How has the opening of the Control Tower affected flight patterns and traffic at Georgetown Municipal Airport?
Since opening of the Control Tower in 2007, air traffic controllers now manage the flow of airplane traffic both in and out of the Georgetown Municipal Airport. This has resulted in safety improvements of flight operations over the previous uncontrolled operations at the airport. Air traffic control follows strict safety criteria and guidelines. Controllers in the tower manage air traffic in a five-mile radius of the Airport. The Control Tower is open 7 days per week from 7 a.m. to 10 p.m. Due to sporadic night time airport use, from 10 p.m. to 7 a.m. the airport reverts to an uncontrolled air space.
What programs are in place related to Airport noise issues?
A 2002 Airport Noise Compatibility Study provided recommendations related to Airport flight patterns and ground maintenance operations. The study examined the voluntary Fly Friendly program with recommendations for pilots utilizing the Airport. With the 2007 activation of the Control Tower, traffic patterns now follow airport traffic control guidelines. Airport management has identified two locations for ground maintenance high-power engine testing. These locations were selected to minimize noise issues from engine run operations.
What economic benefit does the Airport provide to the City of Georgetown?
The Georgetown Municipal Airport generates economic activity through capital and operations expenditures, business activities of airport tenants, and spending by visitors using airport facilities. The Airport provides an economic benefit to the local economy through employment of over 200 personnel at various businesses on the airport. A 2011 Texas Department of Transportation Economic Impacts Report concluded the Airport has an annual economic impact to the City of Georgetown local economy of over $23 million dollars. Please read the attached report Economic Impact Report.
What is the financial health of the Airport?
The financial health of the Airport continues to improve.
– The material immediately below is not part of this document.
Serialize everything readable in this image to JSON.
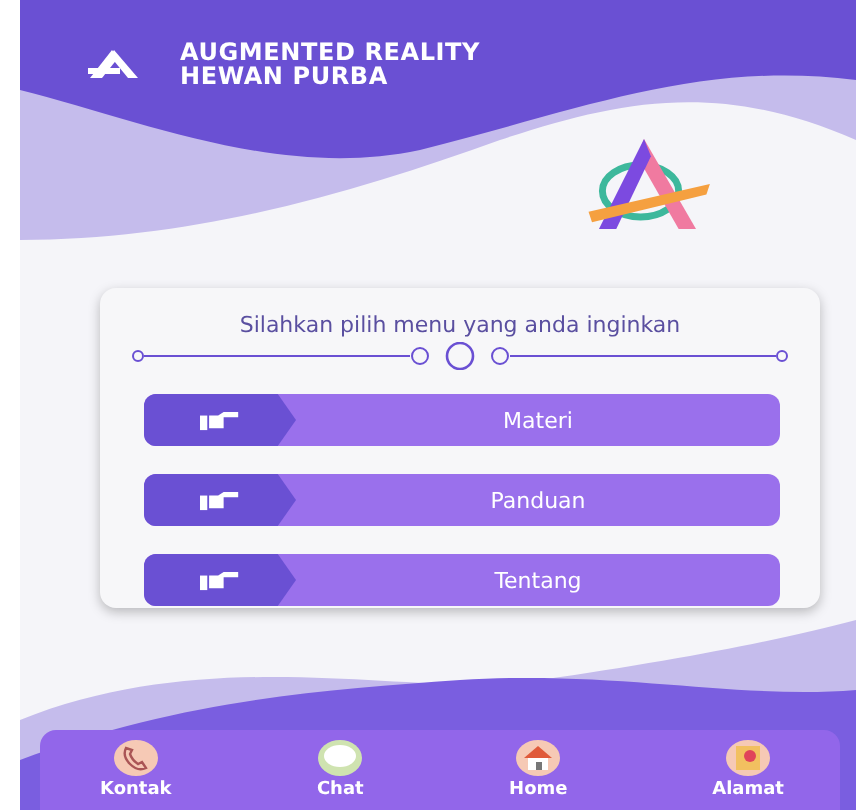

While the Airport currently does not cover every cost, fees collected on land leases, hangar and tie-down rentals, and fuel sales cover 100 percent of expenses such as matching shares for TXDOT grants, airport staffing, and operations and maintenance. These fees are paid by Airport users. The Airport currently is not able to cover the City-mandated 45 day contingency (rainy day funding) requirement. This contingency requirement is to cover emergency items. Through continued reductions of Airport expenses and additional Airport revenues, the long-term plan is that the Airport fund will also cover all contingency requirements.